§ **What to produce**:
Leaving out the images, please reproduce each line below exactly.

§ **Information supplied**:
★ ★ ★ ★
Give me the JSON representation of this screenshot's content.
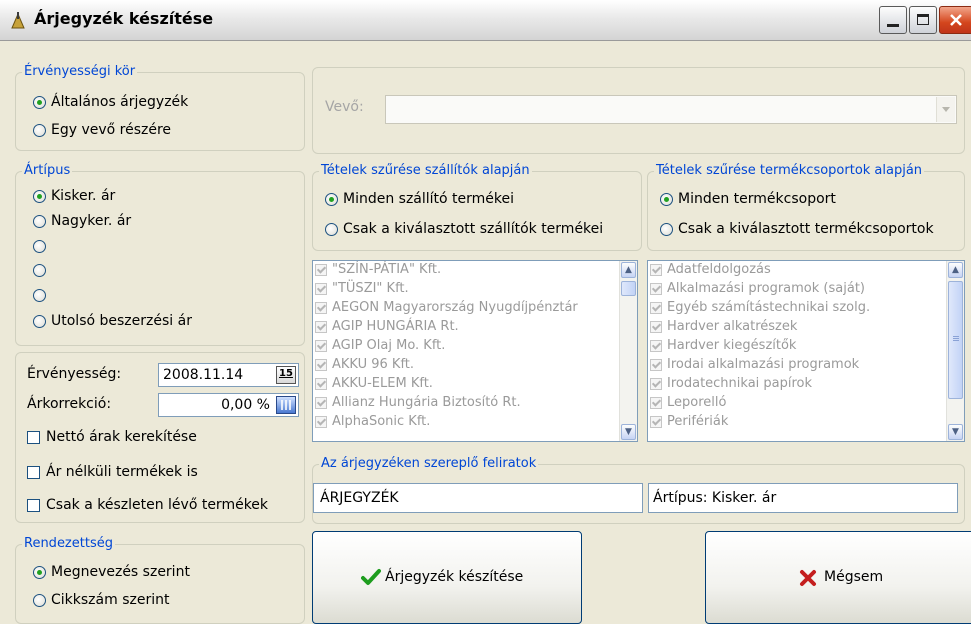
{
  "window": {
    "title": "Árjegyzék készítése"
  },
  "validity_group": {
    "title": "Érvényességi kör",
    "options": [
      "Általános árjegyzék",
      "Egy vevő részére"
    ],
    "selected": 0
  },
  "customer": {
    "label": "Vevő:",
    "value": ""
  },
  "price_type_group": {
    "title": "Ártípus",
    "options": [
      "Kisker. ár",
      "Nagyker. ár",
      "",
      "",
      "",
      "Utolsó beszerzési ár"
    ],
    "selected": 0
  },
  "supplier_filter": {
    "title": "Tételek szűrése szállítók alapján",
    "options": [
      "Minden szállító termékei",
      "Csak a kiválasztott szállítók termékei"
    ],
    "selected": 0,
    "items": [
      "\"SZÍN-PÁTIA\" Kft.",
      "\"TÜSZI\" Kft.",
      "AEGON Magyarország Nyugdíjpénztár",
      "AGIP HUNGÁRIA Rt.",
      "AGIP Olaj Mo. Kft.",
      "AKKU 96 Kft.",
      "AKKU-ELEM Kft.",
      "Allianz Hungária Biztosító Rt.",
      "AlphaSonic Kft."
    ]
  },
  "group_filter": {
    "title": "Tételek szűrése termékcsoportok alapján",
    "options": [
      "Minden termékcsoport",
      "Csak a kiválasztott termékcsoportok"
    ],
    "selected": 0,
    "items": [
      "Adatfeldolgozás",
      "Alkalmazási programok (saját)",
      "Egyéb számítástechnikai szolg.",
      "Hardver alkatrészek",
      "Hardver kiegészítők",
      "Irodai alkalmazási programok",
      "Irodatechnikai papírok",
      "Leporelló",
      "Perifériák"
    ]
  },
  "settings": {
    "validity_label": "Érvényesség:",
    "validity_value": "2008.11.14",
    "validity_button": "15",
    "correction_label": "Árkorrekció:",
    "correction_value": "0,00 %",
    "checkboxes": [
      "Nettó árak kerekítése",
      "Ár nélküli termékek is",
      "Csak a készleten lévő termékek"
    ]
  },
  "captions": {
    "title": "Az árjegyzéken szereplő feliratok",
    "left_value": "ÁRJEGYZÉK",
    "right_value": "Ártípus: Kisker. ár"
  },
  "sorting": {
    "title": "Rendezettség",
    "options": [
      "Megnevezés szerint",
      "Cikkszám szerint"
    ],
    "selected": 0
  },
  "buttons": {
    "create": "Árjegyzék készítése",
    "cancel": "Mégsem"
  },
  "colors": {
    "group_title": "#0046d5",
    "radio_dot": "#21a121",
    "window_bg": "#ece9d8",
    "close_button": "#d4461d"
  }
}
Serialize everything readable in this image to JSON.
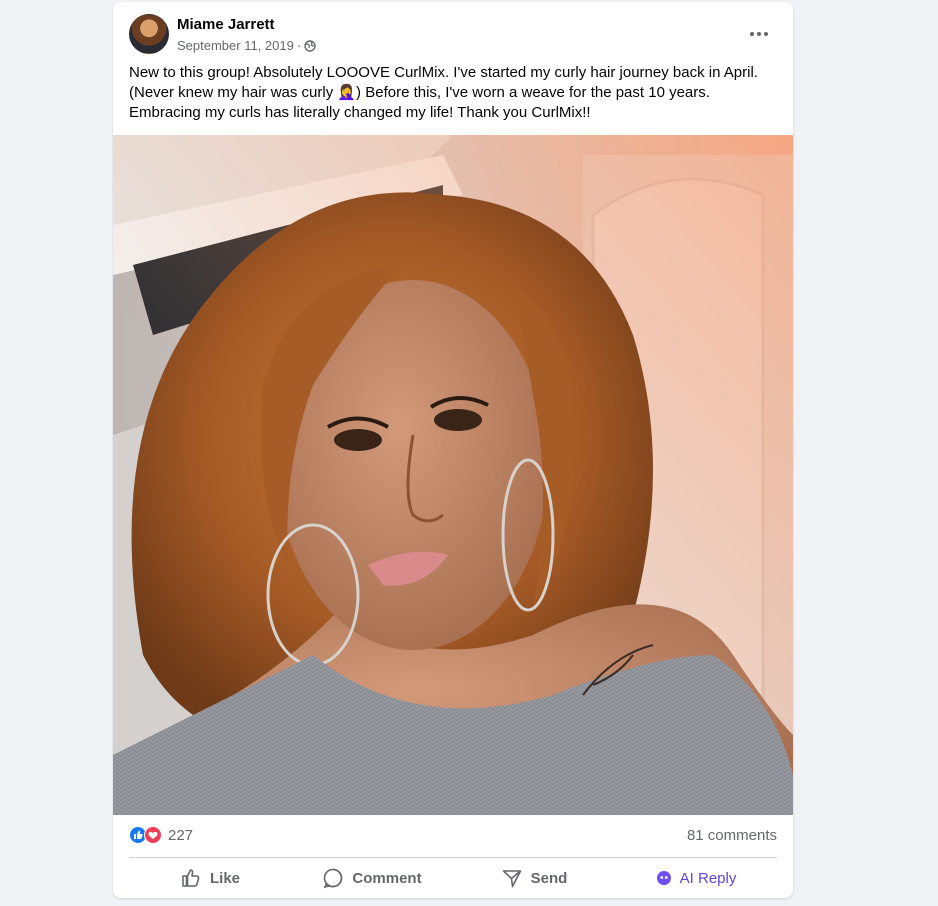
{
  "post": {
    "author": "Miame Jarrett",
    "date": "September 11, 2019",
    "separator": "·",
    "audience_icon": "globe-icon",
    "text_lines": [
      "New to this group! Absolutely LOOOVE CurlMix. I've started my curly hair journey back in April.",
      "(Never knew my hair was curly 🤦‍♀️) Before this, I've worn a weave for the past 10 years.",
      "Embracing my curls has literally changed my life! Thank you CurlMix!!"
    ]
  },
  "reactions": {
    "count": "227",
    "icons": [
      "like-reaction-icon",
      "love-reaction-icon"
    ],
    "comments": "81 comments"
  },
  "actions": {
    "like": "Like",
    "comment": "Comment",
    "send": "Send",
    "ai_reply": "AI Reply"
  },
  "colors": {
    "background": "#f0f2f5",
    "card": "#ffffff",
    "secondary_text": "#65676b",
    "like_blue": "#1877f2",
    "love_red": "#f33e58",
    "ai_purple": "#5b46e0"
  }
}
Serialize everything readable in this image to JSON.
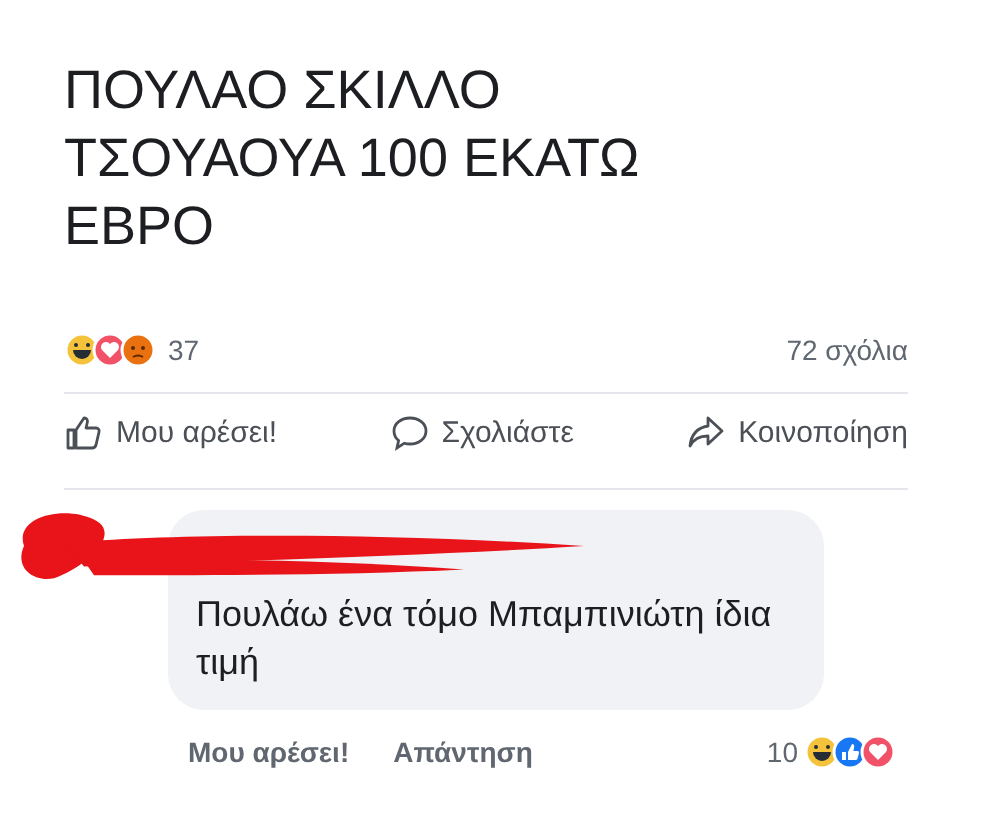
{
  "post": {
    "text_lines": [
      "ΠΟΥΛΑΟ ΣΚΙΛΛΟ",
      "ΤΣΟΥΑΟΥΑ 100 ΕΚΑΤΩ",
      "ΕΒΡΟ"
    ]
  },
  "reactions": {
    "icons": [
      {
        "kind": "haha"
      },
      {
        "kind": "love"
      },
      {
        "kind": "angry"
      }
    ],
    "count": "37",
    "comments": "72 σχόλια"
  },
  "actions": [
    {
      "kind": "like",
      "label": "Μου αρέσει!"
    },
    {
      "kind": "comment",
      "label": "Σχολιάστε"
    },
    {
      "kind": "share",
      "label": "Κοινοποίηση"
    }
  ],
  "comment": {
    "text": "Πουλάω ένα τόμο Μπαμπινιώτη ίδια τιμή",
    "actions": [
      "Μου αρέσει!",
      "Απάντηση"
    ],
    "count": "10",
    "icons": [
      {
        "kind": "haha"
      },
      {
        "kind": "like"
      },
      {
        "kind": "love"
      }
    ]
  }
}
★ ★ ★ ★
§ **Task solution**:
Give me the JSON representation of this screenshot's content.
{
  "window": {
    "title": "Árjegyzék készítése"
  },
  "validity_group": {
    "title": "Érvényességi kör",
    "options": [
      "Általános árjegyzék",
      "Egy vevő részére"
    ],
    "selected": 0
  },
  "customer": {
    "label": "Vevő:",
    "value": ""
  },
  "price_type_group": {
    "title": "Ártípus",
    "options": [
      "Kisker. ár",
      "Nagyker. ár",
      "",
      "",
      "",
      "Utolsó beszerzési ár"
    ],
    "selected": 0
  },
  "supplier_filter": {
    "title": "Tételek szűrése szállítók alapján",
    "options": [
      "Minden szállító termékei",
      "Csak a kiválasztott szállítók termékei"
    ],
    "selected": 0,
    "items": [
      "\"SZÍN-PÁTIA\" Kft.",
      "\"TÜSZI\" Kft.",
      "AEGON Magyarország Nyugdíjpénztár",
      "AGIP HUNGÁRIA Rt.",
      "AGIP Olaj Mo. Kft.",
      "AKKU 96 Kft.",
      "AKKU-ELEM Kft.",
      "Allianz Hungária Biztosító Rt.",
      "AlphaSonic Kft."
    ]
  },
  "group_filter": {
    "title": "Tételek szűrése termékcsoportok alapján",
    "options": [
      "Minden termékcsoport",
      "Csak a kiválasztott termékcsoportok"
    ],
    "selected": 0,
    "items": [
      "Adatfeldolgozás",
      "Alkalmazási programok (saját)",
      "Egyéb számítástechnikai szolg.",
      "Hardver alkatrészek",
      "Hardver kiegészítők",
      "Irodai alkalmazási programok",
      "Irodatechnikai papírok",
      "Leporelló",
      "Perifériák"
    ]
  },
  "settings": {
    "validity_label": "Érvényesség:",
    "validity_value": "2008.11.14",
    "validity_button": "15",
    "correction_label": "Árkorrekció:",
    "correction_value": "0,00 %",
    "checkboxes": [
      "Nettó árak kerekítése",
      "Ár nélküli termékek is",
      "Csak a készleten lévő termékek"
    ]
  },
  "captions": {
    "title": "Az árjegyzéken szereplő feliratok",
    "left_value": "ÁRJEGYZÉK",
    "right_value": "Ártípus: Kisker. ár"
  },
  "sorting": {
    "title": "Rendezettség",
    "options": [
      "Megnevezés szerint",
      "Cikkszám szerint"
    ],
    "selected": 0
  },
  "buttons": {
    "create": "Árjegyzék készítése",
    "cancel": "Mégsem"
  },
  "colors": {
    "group_title": "#0046d5",
    "radio_dot": "#21a121",
    "window_bg": "#ece9d8",
    "close_button": "#d4461d"
  }
}
Serialize everything readable in this image to JSON.
{
  "post": {
    "author": "Miame Jarrett",
    "date": "September 11, 2019",
    "separator": "·",
    "audience_icon": "globe-icon",
    "text_lines": [
      "New to this group! Absolutely LOOOVE CurlMix. I've started my curly hair journey back in April.",
      "(Never knew my hair was curly 🤦‍♀️) Before this, I've worn a weave for the past 10 years.",
      "Embracing my curls has literally changed my life! Thank you CurlMix!!"
    ]
  },
  "reactions": {
    "count": "227",
    "icons": [
      "like-reaction-icon",
      "love-reaction-icon"
    ],
    "comments": "81 comments"
  },
  "actions": {
    "like": "Like",
    "comment": "Comment",
    "send": "Send",
    "ai_reply": "AI Reply"
  },
  "colors": {
    "background": "#f0f2f5",
    "card": "#ffffff",
    "secondary_text": "#65676b",
    "like_blue": "#1877f2",
    "love_red": "#f33e58",
    "ai_purple": "#5b46e0"
  }
}
Serialize everything readable in this image to JSON.
{
  "post": {
    "text_lines": [
      "ΠΟΥΛΑΟ ΣΚΙΛΛΟ",
      "ΤΣΟΥΑΟΥΑ 100 ΕΚΑΤΩ",
      "ΕΒΡΟ"
    ]
  },
  "reactions": {
    "icons": [
      {
        "kind": "haha"
      },
      {
        "kind": "love"
      },
      {
        "kind": "angry"
      }
    ],
    "count": "37",
    "comments": "72 σχόλια"
  },
  "actions": [
    {
      "kind": "like",
      "label": "Μου αρέσει!"
    },
    {
      "kind": "comment",
      "label": "Σχολιάστε"
    },
    {
      "kind": "share",
      "label": "Κοινοποίηση"
    }
  ],
  "comment": {
    "text": "Πουλάω ένα τόμο Μπαμπινιώτη ίδια τιμή",
    "actions": [
      "Μου αρέσει!",
      "Απάντηση"
    ],
    "count": "10",
    "icons": [
      {
        "kind": "haha"
      },
      {
        "kind": "like"
      },
      {
        "kind": "love"
      }
    ]
  }
}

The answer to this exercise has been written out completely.